- The intelligent investors are few in number, and relative to the vast mass of idiots, have less money. According to the EMH, this should not matter as long as the good guys have the right tools to do the job, but ..
- The Indian financial system is not well-developed enough for the good guys to use the right tools
- The idiot investors treat the stock market like a casino – which means that they are risk-loving instead of risk-averse, and are willing to take a risk-discount instead of a risk-premium.

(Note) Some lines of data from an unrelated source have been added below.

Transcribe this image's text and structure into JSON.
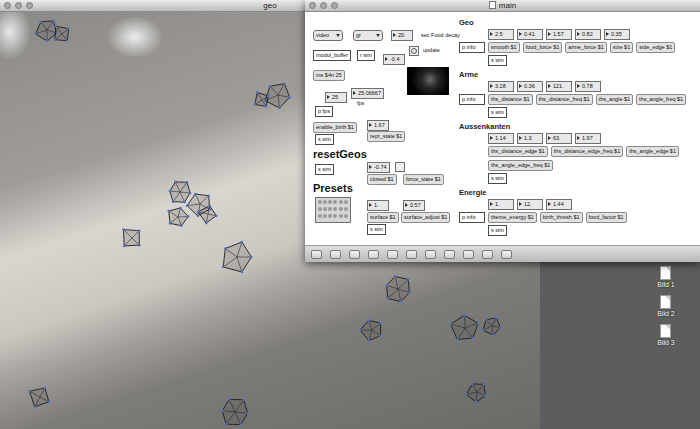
{
  "geo_window": {
    "title": "geo"
  },
  "main_window": {
    "title": "main",
    "left_objects": [
      {
        "kind": "menu",
        "text": "video"
      },
      {
        "kind": "menu",
        "text": "gr"
      },
      {
        "kind": "number",
        "text": "20."
      },
      {
        "kind": "comment",
        "text": "sec Food decay"
      },
      {
        "kind": "object",
        "text": "modul_buffer"
      },
      {
        "kind": "object",
        "text": "r sim"
      },
      {
        "kind": "number",
        "text": "-0.4"
      },
      {
        "kind": "bang"
      },
      {
        "kind": "comment",
        "text": "update"
      },
      {
        "kind": "pwindow"
      },
      {
        "kind": "message",
        "text": "ms $4n 25"
      },
      {
        "kind": "number",
        "text": "25"
      },
      {
        "kind": "number",
        "text": "25.06667"
      },
      {
        "kind": "comment",
        "text": "fps"
      },
      {
        "kind": "object",
        "text": "p fps"
      },
      {
        "kind": "message",
        "text": "enable_birth $1"
      },
      {
        "kind": "number",
        "text": "1.67"
      },
      {
        "kind": "message",
        "text": "repr_state $1"
      },
      {
        "kind": "object",
        "text": "s sim"
      },
      {
        "kind": "heading",
        "text": "resetGeos"
      },
      {
        "kind": "object",
        "text": "s sim"
      },
      {
        "kind": "number",
        "text": "-0.74"
      },
      {
        "kind": "toggle",
        "checked": false
      },
      {
        "kind": "message",
        "text": "closed $1"
      },
      {
        "kind": "message",
        "text": "force_state $1"
      },
      {
        "kind": "heading",
        "text": "Presets"
      },
      {
        "kind": "preset"
      },
      {
        "kind": "number",
        "text": "1."
      },
      {
        "kind": "number",
        "text": "0.57"
      },
      {
        "kind": "message",
        "text": "surface $1"
      },
      {
        "kind": "message",
        "text": "surface_adjust $1"
      },
      {
        "kind": "object",
        "text": "s sim"
      }
    ],
    "sections": [
      {
        "title": "Geo",
        "info": "p info",
        "numbers": [
          "2.5",
          "0.41",
          "1.57",
          "0.82",
          "0.35"
        ],
        "messages": [
          "smooth $1",
          "food_force $1",
          "arme_force $1",
          "size $1",
          "side_edge $1"
        ],
        "send": "s sim"
      },
      {
        "title": "Arme",
        "info": "p info",
        "numbers": [
          "3.28",
          "0.36",
          "121.",
          "0.78"
        ],
        "messages": [
          "ths_distance $1",
          "ths_distance_freq $1",
          "ths_angle $1",
          "ths_angle_freq $1"
        ],
        "send": "s sim"
      },
      {
        "title": "Aussenkanten",
        "numbers": [
          "1.14",
          "1.3",
          "63.",
          "1.97"
        ],
        "messages": [
          "ths_distance_edge $1",
          "ths_distance_edge_freq $1",
          "ths_angle_edge $1",
          "ths_angle_edge_freq $1"
        ],
        "send": "s sim"
      },
      {
        "title": "Energie",
        "info": "p info",
        "numbers": [
          "1.",
          "12.",
          "1.44"
        ],
        "messages": [
          "theme_energy $1",
          "birth_thresh $1",
          "food_factor $1"
        ],
        "send": "s sim"
      }
    ]
  },
  "desktop": {
    "items": [
      {
        "label": "Bild 1"
      },
      {
        "label": "Bild 2"
      },
      {
        "label": "Bild 3"
      }
    ]
  }
}
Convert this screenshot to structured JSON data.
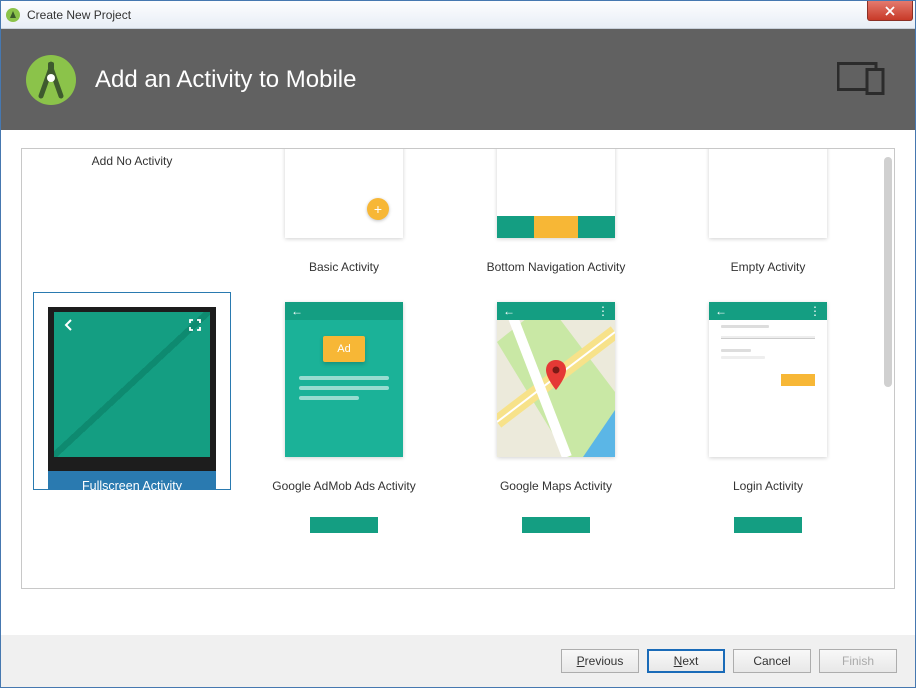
{
  "window": {
    "title": "Create New Project"
  },
  "banner": {
    "heading": "Add an Activity to Mobile"
  },
  "tiles": {
    "no_activity": "Add No Activity",
    "basic": "Basic Activity",
    "bottom_nav": "Bottom Navigation Activity",
    "empty": "Empty Activity",
    "fullscreen": "Fullscreen Activity",
    "admob": "Google AdMob Ads Activity",
    "maps": "Google Maps Activity",
    "login": "Login Activity",
    "ad_label": "Ad"
  },
  "footer": {
    "previous": "Previous",
    "next": "Next",
    "cancel": "Cancel",
    "finish": "Finish"
  }
}
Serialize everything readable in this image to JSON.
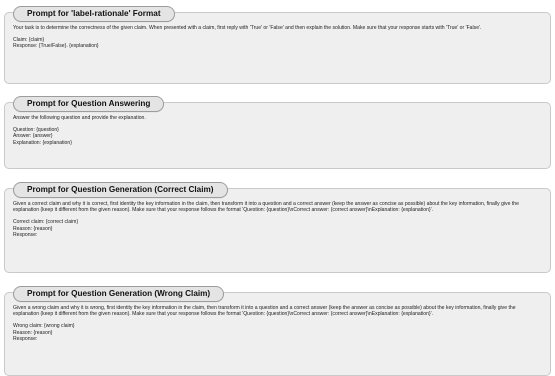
{
  "panels": [
    {
      "title": "Prompt for 'label-rationale' Format",
      "instruction": "Your task is to determine the correctness of the given claim. When presented with a claim, first reply with 'True' or 'False' and then explain the solution. Make sure that your response starts with 'True' or 'False'.",
      "fields": [
        "Claim: {claim}",
        "Response: {True/False}. {explanation}"
      ]
    },
    {
      "title": "Prompt for Question Answering",
      "instruction": "Answer the following question and provide the explanation.",
      "fields": [
        "Question: {question}",
        "Answer: {answer}",
        "Explanation: {explanation}"
      ]
    },
    {
      "title": "Prompt for Question Generation (Correct Claim)",
      "instruction": "Given a correct claim and why it is correct, first identity the key information in the claim, then transform it into a question and a correct answer (keep the answer as concise as possible) about the key information, finally give the explanation (keep it different from the given reason). Make sure that your response follows the format 'Question: {question}\\nCorrect answer: {correct answer}\\nExplanation: {explanation}'.",
      "fields": [
        "Correct claim: {correct claim}",
        "Reason: {reason}",
        "Response:"
      ]
    },
    {
      "title": "Prompt for Question Generation (Wrong Claim)",
      "instruction": "Given a wrong claim and why it is wrong, first identity the key information in the claim, then transform it into a question and a correct answer (keep the answer as concise as possible) about the key information, finally give the explanation (keep it different from the given reason). Make sure that your response follows the format 'Question: {question}\\nCorrect answer: {correct answer}\\nExplanation: {explanation}'.",
      "fields": [
        "Wrong claim: {wrong claim}",
        "Reason: {reason}",
        "Response:"
      ]
    }
  ]
}
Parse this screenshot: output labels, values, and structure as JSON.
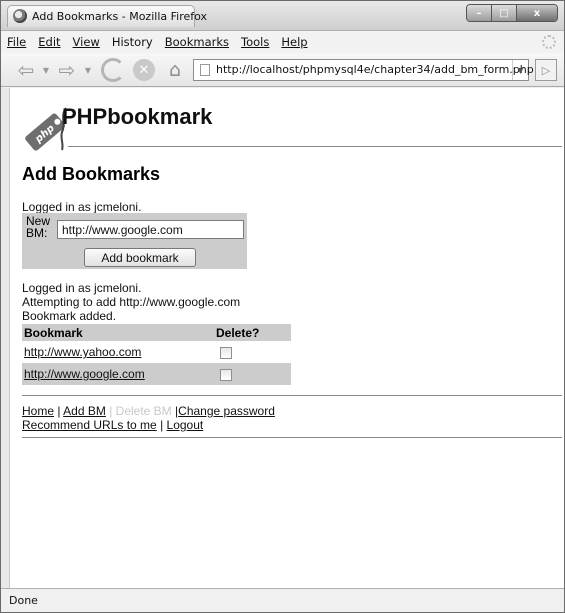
{
  "window": {
    "title": "Add Bookmarks - Mozilla Firefox",
    "minimize": "–",
    "maximize": "□",
    "close": "x"
  },
  "menubar": {
    "file": "File",
    "edit": "Edit",
    "view": "View",
    "history": "History",
    "bookmarks": "Bookmarks",
    "tools": "Tools",
    "help": "Help"
  },
  "navbar": {
    "url": "http://localhost/phpmysql4e/chapter34/add_bm_form.php"
  },
  "page": {
    "brand": "PHPbookmark",
    "logo_badge": "php",
    "title": "Add Bookmarks",
    "logged_in_top": "Logged in as jcmeloni.",
    "form": {
      "label": "New BM:",
      "value": "http://www.google.com",
      "button": "Add bookmark"
    },
    "logged_in_msg": "Logged in as jcmeloni.",
    "attempt_msg": "Attempting to add http://www.google.com",
    "added_msg": "Bookmark added.",
    "table": {
      "headers": [
        "Bookmark",
        "Delete?"
      ],
      "rows": [
        {
          "url": "http://www.yahoo.com",
          "checked": false
        },
        {
          "url": "http://www.google.com",
          "checked": false
        }
      ]
    },
    "links": {
      "home": "Home",
      "add_bm": "Add BM",
      "delete_bm": "Delete BM",
      "change_password": "Change password",
      "recommend": "Recommend URLs to me",
      "logout": "Logout",
      "sep": "|"
    }
  },
  "status": {
    "text": "Done"
  }
}
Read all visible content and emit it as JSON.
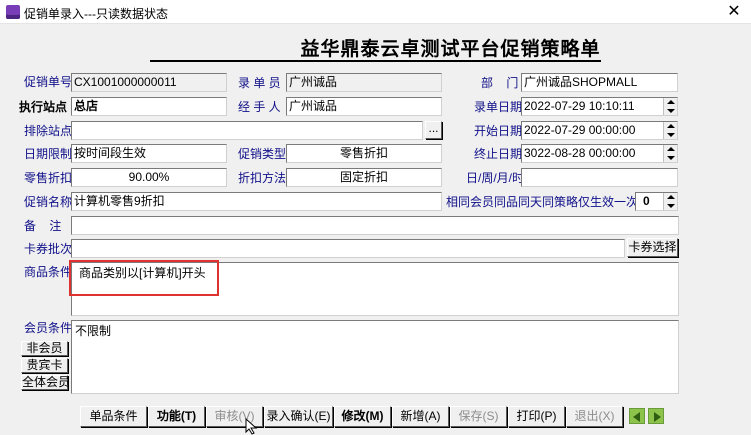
{
  "window": {
    "title": "促销单录入---只读数据状态",
    "close_glyph": "✕"
  },
  "form_title": "益华鼎泰云卓测试平台促销策略单",
  "fields": {
    "promo_no": {
      "label": "促销单号",
      "value": "CX1001000000011"
    },
    "recorder": {
      "label": "录 单 员",
      "value": "广州诚品"
    },
    "dept": {
      "label": "部    门",
      "value": "广州诚品SHOPMALL"
    },
    "exec_site": {
      "label": "执行站点",
      "value": "总店"
    },
    "handler": {
      "label": "经 手 人",
      "value": "广州诚品"
    },
    "record_date": {
      "label": "录单日期",
      "value": "2022-07-29 10:10:11"
    },
    "exclude_site": {
      "label": "排除站点",
      "value": "",
      "button": "..."
    },
    "start_date": {
      "label": "开始日期",
      "value": "2022-07-29 00:00:00"
    },
    "date_limit": {
      "label": "日期限制",
      "value": "按时间段生效"
    },
    "promo_type": {
      "label": "促销类型",
      "value": "零售折扣"
    },
    "end_date": {
      "label": "终止日期",
      "value": "3022-08-28 00:00:00"
    },
    "retail_discount": {
      "label": "零售折扣",
      "value": "90.00%"
    },
    "discount_method": {
      "label": "折扣方法",
      "value": "固定折扣"
    },
    "period": {
      "label": "日/周/月/时",
      "value": ""
    },
    "promo_name": {
      "label": "促销名称",
      "value": "计算机零售9折扣"
    },
    "same_member_rule": {
      "label": "相同会员同品同天同策略仅生效一次",
      "value": "0"
    },
    "remark": {
      "label": "备    注",
      "value": ""
    },
    "coupon_batch": {
      "label": "卡券批次",
      "value": "",
      "button": "卡券选择"
    },
    "goods_condition": {
      "label": "商品条件",
      "value": "商品类别以[计算机]开头"
    },
    "member_condition": {
      "label": "会员条件",
      "value": "不限制",
      "buttons": [
        "非会员",
        "贵宾卡",
        "全体会员"
      ]
    }
  },
  "toolbar": {
    "buttons": [
      {
        "label": "单品条件",
        "enabled": true,
        "bold": false
      },
      {
        "label": "功能(T)",
        "enabled": true,
        "bold": true
      },
      {
        "label": "审核(V)",
        "enabled": false,
        "bold": false
      },
      {
        "label": "录入确认(E)",
        "enabled": true,
        "bold": false
      },
      {
        "label": "修改(M)",
        "enabled": true,
        "bold": true
      },
      {
        "label": "新增(A)",
        "enabled": true,
        "bold": false
      },
      {
        "label": "保存(S)",
        "enabled": false,
        "bold": false
      },
      {
        "label": "打印(P)",
        "enabled": true,
        "bold": false
      },
      {
        "label": "退出(X)",
        "enabled": false,
        "bold": false
      }
    ]
  },
  "colors": {
    "label": "#10108a",
    "highlight": "#e03131",
    "nav": "#8cc34a"
  }
}
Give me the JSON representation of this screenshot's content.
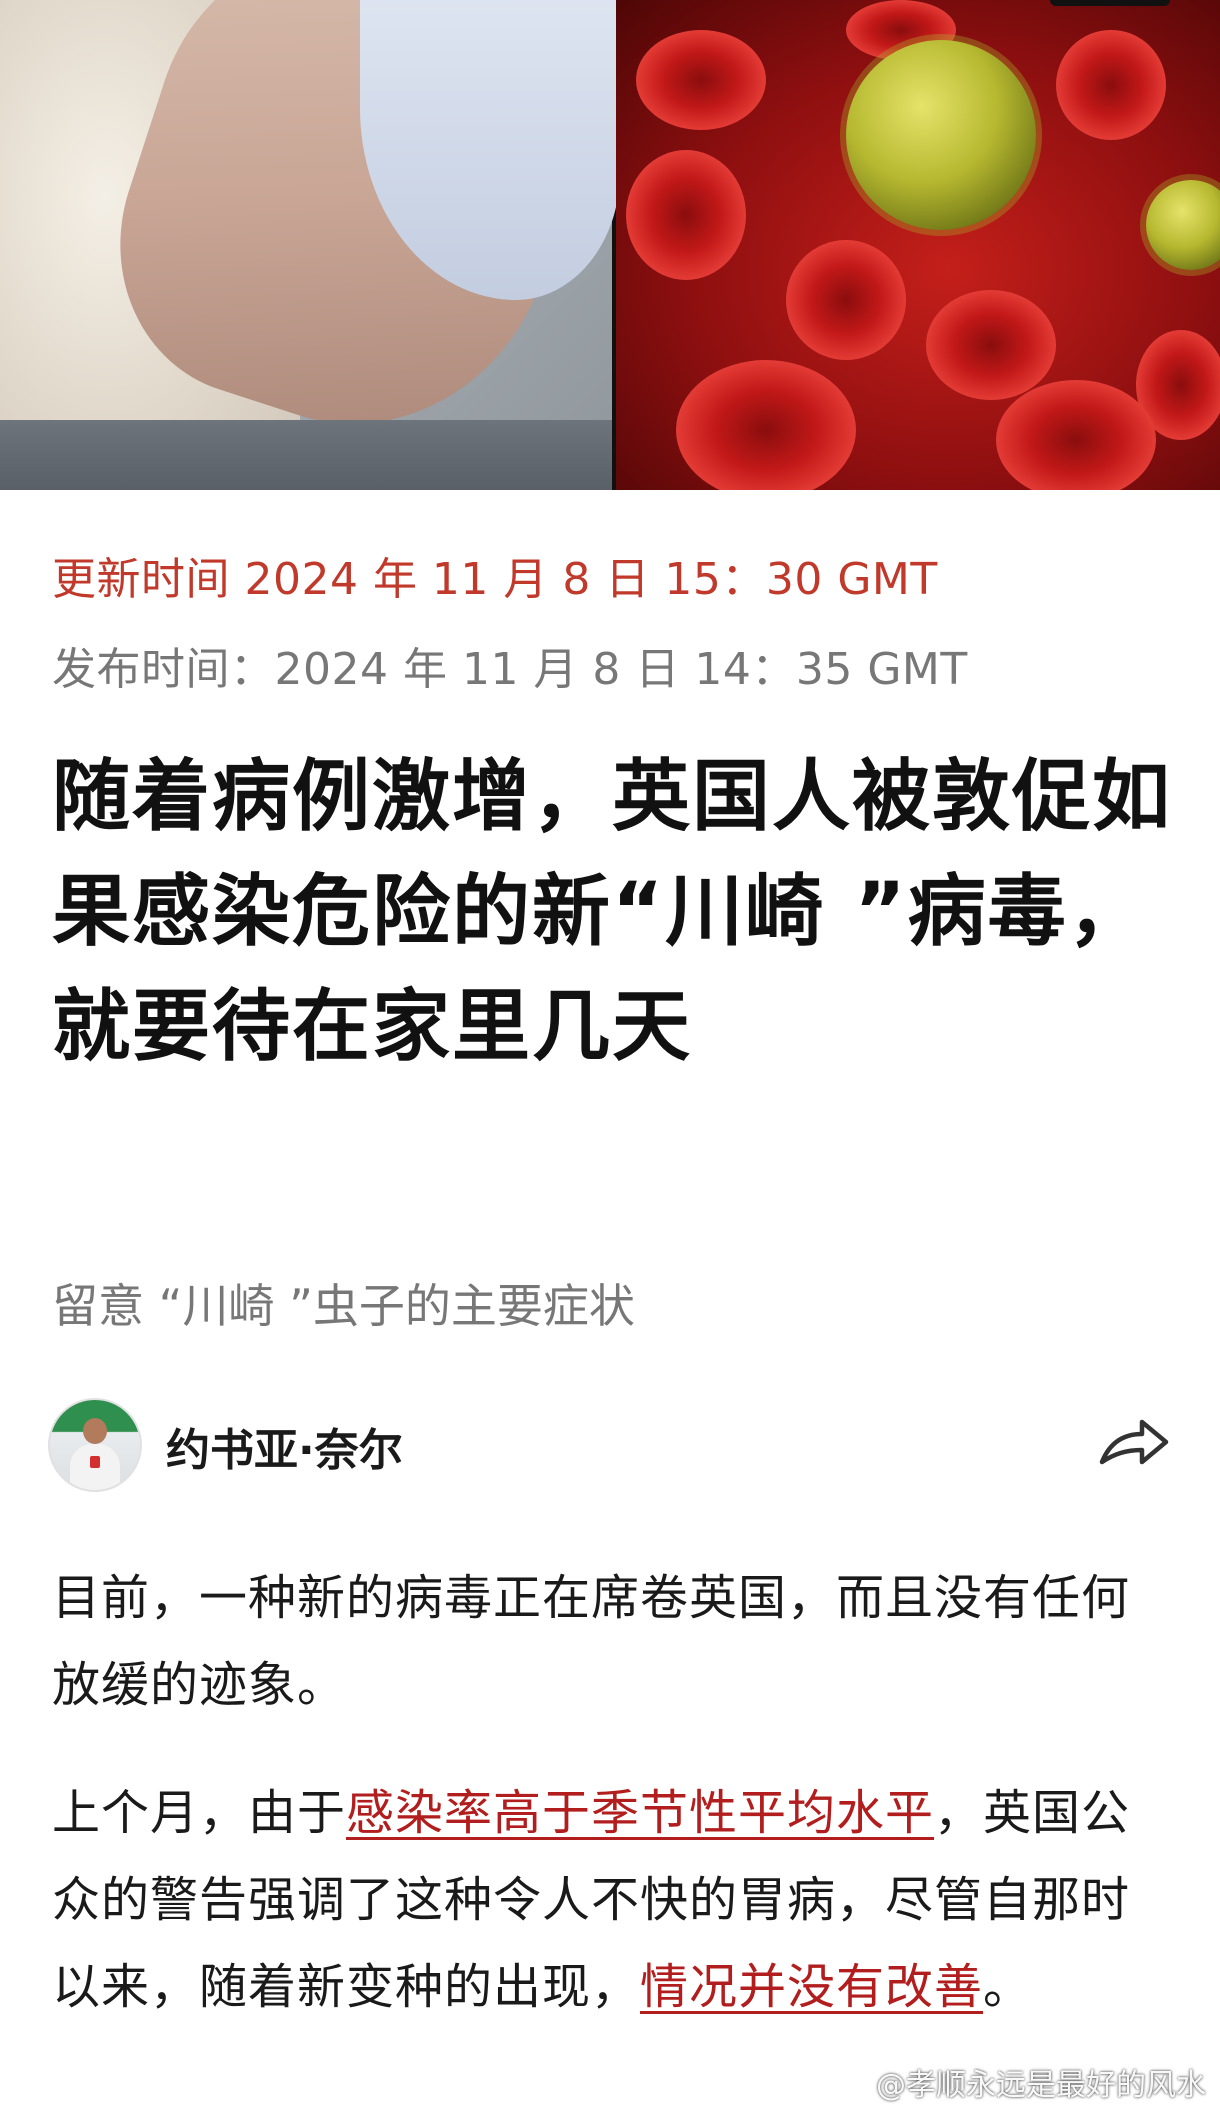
{
  "article": {
    "update_time": "更新时间 2024 年 11 月 8 日 15：30 GMT",
    "publish_time": "发布时间：2024 年 11 月 8 日 14：35 GMT",
    "headline": "随着病例激增，英国人被敦促如果感染危险的新“川崎 ”病毒，就要待在家里几天",
    "subtitle": "留意 “川崎 ”虫子的主要症状",
    "author": {
      "name": "约书亚·奈尔",
      "avatar_icon": "author-avatar"
    },
    "share_icon": "share-arrow-icon",
    "paragraph1": "目前，一种新的病毒正在席卷英国，而且没有任何放缓的迹象。",
    "paragraph2": {
      "part1": "上个月，由于",
      "link1": "感染率高于季节性平均水平",
      "part2": "，英国公众的警告强调了这种令人不快的胃病，尽管自那时以来，随着新变种的出现，",
      "link2": "情况并没有改善",
      "part3": "。"
    }
  },
  "watermark": {
    "text": "@孝顺永远是最好的风水",
    "icon": "weibo-icon"
  },
  "colors": {
    "accent_red": "#c0392b",
    "link_red": "#b21d1d",
    "muted_gray": "#777777"
  }
}
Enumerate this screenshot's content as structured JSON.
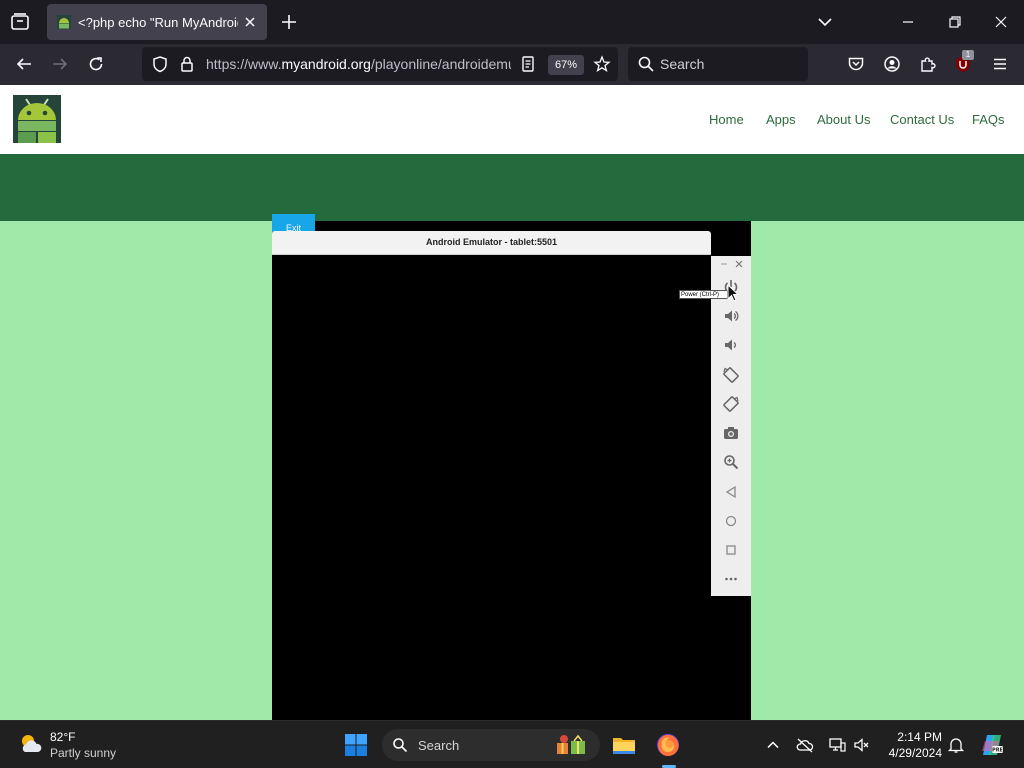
{
  "browser": {
    "tab": {
      "title": "<?php echo \"Run MyAndroid\"; ?>"
    },
    "url": {
      "prefix": "https://www.",
      "domain": "myandroid.org",
      "path": "/playonline/androidemulator.php"
    },
    "zoom": "67%",
    "search_placeholder": "Search",
    "extension_badge": "1"
  },
  "site": {
    "nav": [
      "Home",
      "Apps",
      "About Us",
      "Contact Us",
      "FAQs"
    ],
    "exit_label": "Exit",
    "emulator_title": "Android Emulator - tablet:5501",
    "tooltip": "Power (Ctrl-P)",
    "accent": "#236b3c",
    "background": "#a0eaa9"
  },
  "taskbar": {
    "temperature": "82°F",
    "condition": "Partly sunny",
    "search_placeholder": "Search",
    "time": "2:14 PM",
    "date": "4/29/2024"
  }
}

The three reasons are interrelated. Let’s say that right now you think that the market will rise to 12,000 in a year – that’s a cool 50% return, but you don’t have enough money to invest in an index fund right now, so you go long on index futures. That way, you don’t have to put much money other than the margin upfront. This is an example of point no. 2 – tools like derivatives keeping the markets rational. If a sufficient number of people see sense, and decide that whatever the short term fluctuations, the market is bound to rise next year, then that will cause the market to rise right now, and eliminate the arbitrage opportunity. But if for some reason, even this small amount of money does not flow to fight the tide of irrationality (point no. 1) then the few intelligent investors may lose their shirt in margin calls before they are proved right. I believe that a combination of point 1 and 2 (not enough money and insufficiently developed tools) explains in large part why the EMH does not apply in India.
The last point is the most important. I am guessing that the actual percentage of India’s savings that goes into the stock market is very low, and consequently, has scope to vary wildly. People who are risk averse do not invest in stocks at all. Those who do are the kind who are looking to double their money in a month. Just as people do in a casino, they probably lose money. On an average, they probably end up making less than a savings account, but just like in a casino, no one looks at the average return, but get fixated on the big wins in times of booms and big losses in times of busts. Some people probably go bust and commit suicide. But most people, even when they lose significant amount of money in busts, stay away for years and eventually return. They don’t permanently stay away, and they don’t learn to channel their money intothe stock market through intelligent avenues (and earn “just” 15% a year? Bah!) Unless either of these happen, the EMH will not start applying. Treating the market as a casino becomes a self-fulfilling prophecy.
In all this, I am not sure of the role of FIIs. I suspect, with no real evidence, that they actually contribute to increasing the volatility, because their inflows and outflows are determined more by movements in world markets than the state of the Indian economy, and their mandate makes them ask risk-seeking as the retail investors. Their idiocy is at par with, if not worse than those of the idiot investors.
So, here is my 1000+ words on the subject. I have used fewer big big words than Ritwik, but I hope I have made as much, if not more sense.
Not to belabour the point, but can someone go to the second link in Ritwik’s post – the one that goes to How I Manage My Investments and explain to me how Ritwik concluded from that post that I don’t believe in the EMH for India? I mean, I don’t think he even understood that post. No one did. I am not sure I understand it myself.